▶ _TASK INPUTS_:
────────────────
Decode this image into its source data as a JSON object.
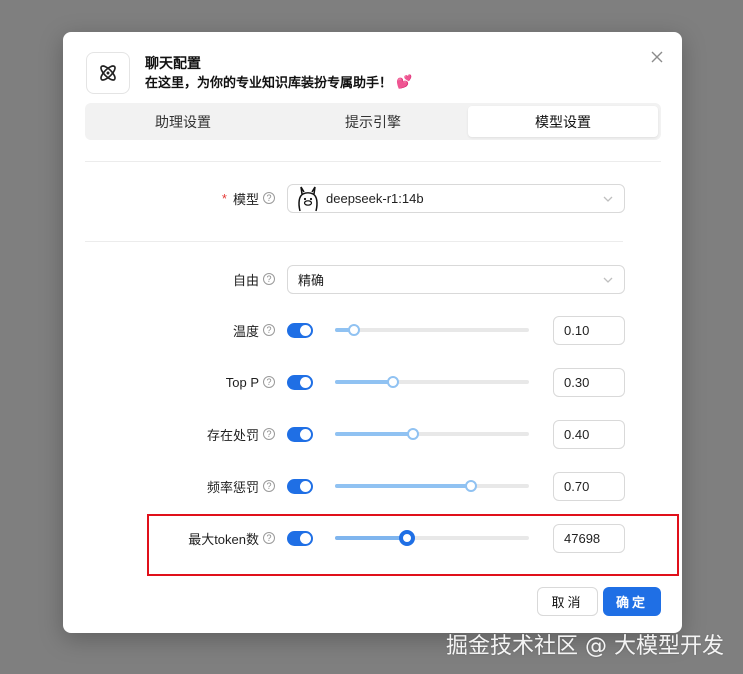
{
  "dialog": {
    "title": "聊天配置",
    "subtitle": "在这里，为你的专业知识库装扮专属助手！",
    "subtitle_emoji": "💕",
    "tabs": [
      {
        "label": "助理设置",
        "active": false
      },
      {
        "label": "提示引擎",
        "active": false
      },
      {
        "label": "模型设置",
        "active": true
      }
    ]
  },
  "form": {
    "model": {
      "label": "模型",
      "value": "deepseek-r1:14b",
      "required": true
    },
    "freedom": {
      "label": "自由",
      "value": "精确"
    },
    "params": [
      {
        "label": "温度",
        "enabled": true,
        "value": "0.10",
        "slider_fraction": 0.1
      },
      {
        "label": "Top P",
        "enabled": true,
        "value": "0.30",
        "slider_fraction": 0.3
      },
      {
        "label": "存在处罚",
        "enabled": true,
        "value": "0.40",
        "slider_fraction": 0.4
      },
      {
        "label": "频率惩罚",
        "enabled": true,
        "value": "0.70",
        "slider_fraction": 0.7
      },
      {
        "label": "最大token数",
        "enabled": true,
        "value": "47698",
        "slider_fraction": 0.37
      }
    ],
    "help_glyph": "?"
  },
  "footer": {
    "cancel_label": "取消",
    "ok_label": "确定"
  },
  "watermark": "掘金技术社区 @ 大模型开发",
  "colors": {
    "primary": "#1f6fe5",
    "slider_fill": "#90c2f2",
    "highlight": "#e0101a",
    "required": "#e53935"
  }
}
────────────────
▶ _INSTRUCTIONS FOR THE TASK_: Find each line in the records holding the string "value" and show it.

▶ _RESPONSE_:
      "value": "deepseek-r1:14b",
      "value": "精确"
        "value": "0.10",
        "value": "0.30",
        "value": "0.40",
        "value": "0.70",
        "value": "47698",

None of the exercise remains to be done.